As I work on The Last Mechanical Monster, I reap the benefits of the original Fleischer animators' excellent design work. For the most part the Robot is dead easy to draw--all rectangles and cylinders--as you'd expect for a character intended to be hand-drawn on hundreds of animation cels for a cartoon. Sometimes I get a sense of communicating with them through the decades, like "I see what you guys did there, very clever!" 

One of my challenges in drawing the Robot is resisting the urge to make it too big. The shorthand description of the Fleischer cartoon is "Superman fights giant robots." Even the "Superman Wiki" entry lists their height as 30 feet. But they're not really that giant. The Fleischer cartoon is inconsistent, but I based my estimate of the Robots' size on two data points: Superman flat-footed (not jumping or flying) punches them in the chest, and Lois Lane climbs into one's cargo hold by standing on a chair.

Exhibits A and B, your honor.

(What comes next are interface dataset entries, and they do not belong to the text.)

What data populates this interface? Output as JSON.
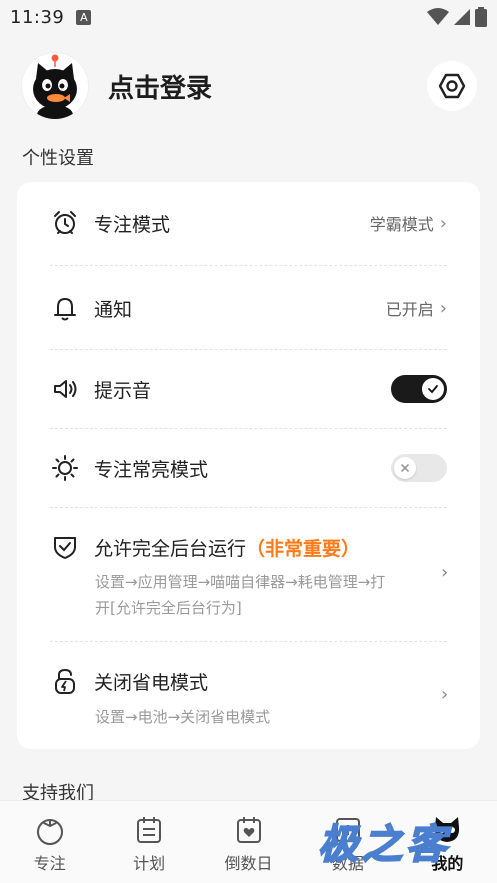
{
  "status_bar": {
    "time": "11:39",
    "notification_icon": "A"
  },
  "header": {
    "login_label": "点击登录"
  },
  "sections": {
    "personal_settings": "个性设置",
    "support_us": "支持我们"
  },
  "settings": {
    "focus_mode": {
      "label": "专注模式",
      "value": "学霸模式"
    },
    "notification": {
      "label": "通知",
      "value": "已开启"
    },
    "sound": {
      "label": "提示音",
      "enabled": true
    },
    "screen_on": {
      "label": "专注常亮模式",
      "enabled": false
    },
    "background": {
      "label": "允许完全后台运行",
      "important": "（非常重要）",
      "hint": "设置→应用管理→喵喵自律器→耗电管理→打开[允许完全后台行为]"
    },
    "battery": {
      "label": "关闭省电模式",
      "hint": "设置→电池→关闭省电模式"
    }
  },
  "bottom_nav": [
    {
      "label": "专注",
      "icon": "tomato-icon"
    },
    {
      "label": "计划",
      "icon": "calendar-list-icon"
    },
    {
      "label": "倒数日",
      "icon": "calendar-heart-icon"
    },
    {
      "label": "数据",
      "icon": "chart-icon"
    },
    {
      "label": "我的",
      "icon": "cat-icon"
    }
  ],
  "watermark": "极之客",
  "colors": {
    "accent_orange": "#ff7a1a",
    "toggle_on": "#1a1a1a",
    "background": "#f5f5f5"
  }
}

Making some assumptions about Superman's and Lois's heights, I figured the Mechanical Monsters couldn't have been more than 11 or 12 feet tall, max. In my webcomic I've gone to some effort to establish that scale. For example, when the Robot and Inventor stand side by side, the Inventor comes up to about the Robot's hip. I've shown the Inventor sitting on the Robot's head like a stool. Still, if I'm not attentive, I'll invariably draw the Robot larger than it ought to be. The model helps me keep that straight, too.

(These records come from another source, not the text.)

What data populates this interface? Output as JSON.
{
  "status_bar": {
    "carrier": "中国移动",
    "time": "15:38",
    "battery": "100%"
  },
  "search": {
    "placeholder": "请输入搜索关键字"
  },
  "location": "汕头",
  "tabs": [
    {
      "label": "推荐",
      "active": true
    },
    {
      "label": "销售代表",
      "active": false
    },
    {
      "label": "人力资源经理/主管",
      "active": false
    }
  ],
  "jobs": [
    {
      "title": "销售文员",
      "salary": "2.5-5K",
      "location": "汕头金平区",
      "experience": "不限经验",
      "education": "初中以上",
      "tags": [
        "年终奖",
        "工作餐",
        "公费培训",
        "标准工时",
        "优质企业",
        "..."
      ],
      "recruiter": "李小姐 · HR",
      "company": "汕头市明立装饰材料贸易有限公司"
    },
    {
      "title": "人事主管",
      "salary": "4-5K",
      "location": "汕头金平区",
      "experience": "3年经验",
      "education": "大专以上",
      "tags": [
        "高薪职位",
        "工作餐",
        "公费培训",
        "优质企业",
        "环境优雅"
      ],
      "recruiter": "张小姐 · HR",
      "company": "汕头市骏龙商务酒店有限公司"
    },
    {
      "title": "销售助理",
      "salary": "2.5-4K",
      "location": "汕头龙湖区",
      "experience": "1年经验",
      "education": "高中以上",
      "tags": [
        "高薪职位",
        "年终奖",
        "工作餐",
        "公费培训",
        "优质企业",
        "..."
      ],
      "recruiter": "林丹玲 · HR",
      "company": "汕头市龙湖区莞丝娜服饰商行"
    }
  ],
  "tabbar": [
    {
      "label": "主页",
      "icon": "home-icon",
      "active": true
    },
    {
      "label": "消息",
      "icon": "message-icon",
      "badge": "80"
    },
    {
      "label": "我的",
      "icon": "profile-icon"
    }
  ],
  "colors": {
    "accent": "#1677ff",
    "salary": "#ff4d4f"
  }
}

"Getting it right" is a slippery business in a comic fantasy adventure, especially when the source material itself wasn't a slave to consistency. I don't know if I put more or less effort into it than another writer/cartoonist would, but this is the kind of detail I have to work out for myself before I can play in this world. Building a model makes it a bit more real for me.

I recently saw this old-style Superman doll in the store
and couldn't pass it up even though the scale is all wrong.
Now that's a giant robot!
Plus it looks really cool sitting atop my desk next to the rocket ship.


Namowal (Jennifer Bourne) said...

I should have known the robot had a real-life mock-up! Pretty sweet. :)

Jim O'Kane said...

I totally use the same cutting board your robot is standing on for my increasingly SO-embarrassing custom shirt projects. It's a tool I didn't know I needed until I started using it. How did I live my life before owning a nigh-impervious cutting surface?

Brian Fies said...

Jennifer: Hey, it's me.

Jim: Those cutting mats are great. I have two; this large mat is one I inherited from my Mom, who used it for sewing. Someday I'm going to glue the smaller one to the back of my wooden drawing board, which is all chewed up by 30 years of Xacto knifing (fortunately I had the foresight to only use one side of the board for cutting).